### EXERCISE OBJECTIVE
The answer must be every line of the records below that contains the word "惯性张量".

Stored entries:
-- Opening Marker --

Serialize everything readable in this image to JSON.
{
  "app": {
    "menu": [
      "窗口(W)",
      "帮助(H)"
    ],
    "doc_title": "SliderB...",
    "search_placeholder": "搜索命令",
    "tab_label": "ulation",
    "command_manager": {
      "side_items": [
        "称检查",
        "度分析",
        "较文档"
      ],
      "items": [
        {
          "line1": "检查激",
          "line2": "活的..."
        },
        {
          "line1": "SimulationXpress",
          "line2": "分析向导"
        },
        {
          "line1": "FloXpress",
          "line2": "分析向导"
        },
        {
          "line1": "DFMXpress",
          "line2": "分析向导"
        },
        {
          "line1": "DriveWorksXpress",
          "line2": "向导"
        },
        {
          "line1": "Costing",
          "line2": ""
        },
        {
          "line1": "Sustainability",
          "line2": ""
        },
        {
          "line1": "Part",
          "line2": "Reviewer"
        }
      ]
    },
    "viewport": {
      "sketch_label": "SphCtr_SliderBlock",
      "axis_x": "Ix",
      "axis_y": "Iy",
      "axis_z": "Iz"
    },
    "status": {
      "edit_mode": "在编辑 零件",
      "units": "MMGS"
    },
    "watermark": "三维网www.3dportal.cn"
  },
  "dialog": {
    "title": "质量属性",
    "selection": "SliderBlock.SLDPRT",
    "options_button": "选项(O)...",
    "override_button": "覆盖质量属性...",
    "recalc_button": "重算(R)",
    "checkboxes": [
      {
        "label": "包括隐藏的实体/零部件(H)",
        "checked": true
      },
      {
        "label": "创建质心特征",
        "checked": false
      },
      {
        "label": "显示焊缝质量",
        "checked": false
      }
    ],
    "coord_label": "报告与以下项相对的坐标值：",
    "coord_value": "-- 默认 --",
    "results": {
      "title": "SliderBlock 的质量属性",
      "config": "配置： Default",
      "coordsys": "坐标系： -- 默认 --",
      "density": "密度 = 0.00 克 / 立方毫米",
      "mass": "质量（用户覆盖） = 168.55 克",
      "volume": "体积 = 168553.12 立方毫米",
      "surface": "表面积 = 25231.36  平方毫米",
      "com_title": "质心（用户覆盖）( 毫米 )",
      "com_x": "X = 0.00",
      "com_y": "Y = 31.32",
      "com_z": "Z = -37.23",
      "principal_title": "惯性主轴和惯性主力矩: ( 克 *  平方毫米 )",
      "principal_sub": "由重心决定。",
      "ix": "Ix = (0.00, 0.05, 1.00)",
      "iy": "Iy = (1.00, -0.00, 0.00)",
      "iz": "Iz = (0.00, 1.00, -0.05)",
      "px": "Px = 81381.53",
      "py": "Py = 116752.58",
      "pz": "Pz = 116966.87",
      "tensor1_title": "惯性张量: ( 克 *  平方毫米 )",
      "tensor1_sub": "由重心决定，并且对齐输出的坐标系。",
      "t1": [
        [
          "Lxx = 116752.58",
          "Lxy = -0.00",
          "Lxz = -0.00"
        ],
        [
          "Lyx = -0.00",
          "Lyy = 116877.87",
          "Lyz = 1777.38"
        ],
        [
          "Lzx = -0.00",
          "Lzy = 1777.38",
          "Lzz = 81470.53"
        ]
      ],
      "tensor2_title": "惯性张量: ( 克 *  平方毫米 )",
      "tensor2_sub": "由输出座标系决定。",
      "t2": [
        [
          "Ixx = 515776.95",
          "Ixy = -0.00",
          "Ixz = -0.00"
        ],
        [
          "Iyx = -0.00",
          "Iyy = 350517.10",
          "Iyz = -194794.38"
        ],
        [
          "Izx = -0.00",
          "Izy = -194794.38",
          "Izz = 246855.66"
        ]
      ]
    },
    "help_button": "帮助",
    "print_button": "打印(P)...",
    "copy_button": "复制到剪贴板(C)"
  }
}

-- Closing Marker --

### ANSWER TO THE PROBLEM
      "tensor1_title": "惯性张量: ( 克 *  平方毫米 )",
      "tensor2_title": "惯性张量: ( 克 *  平方毫米 )",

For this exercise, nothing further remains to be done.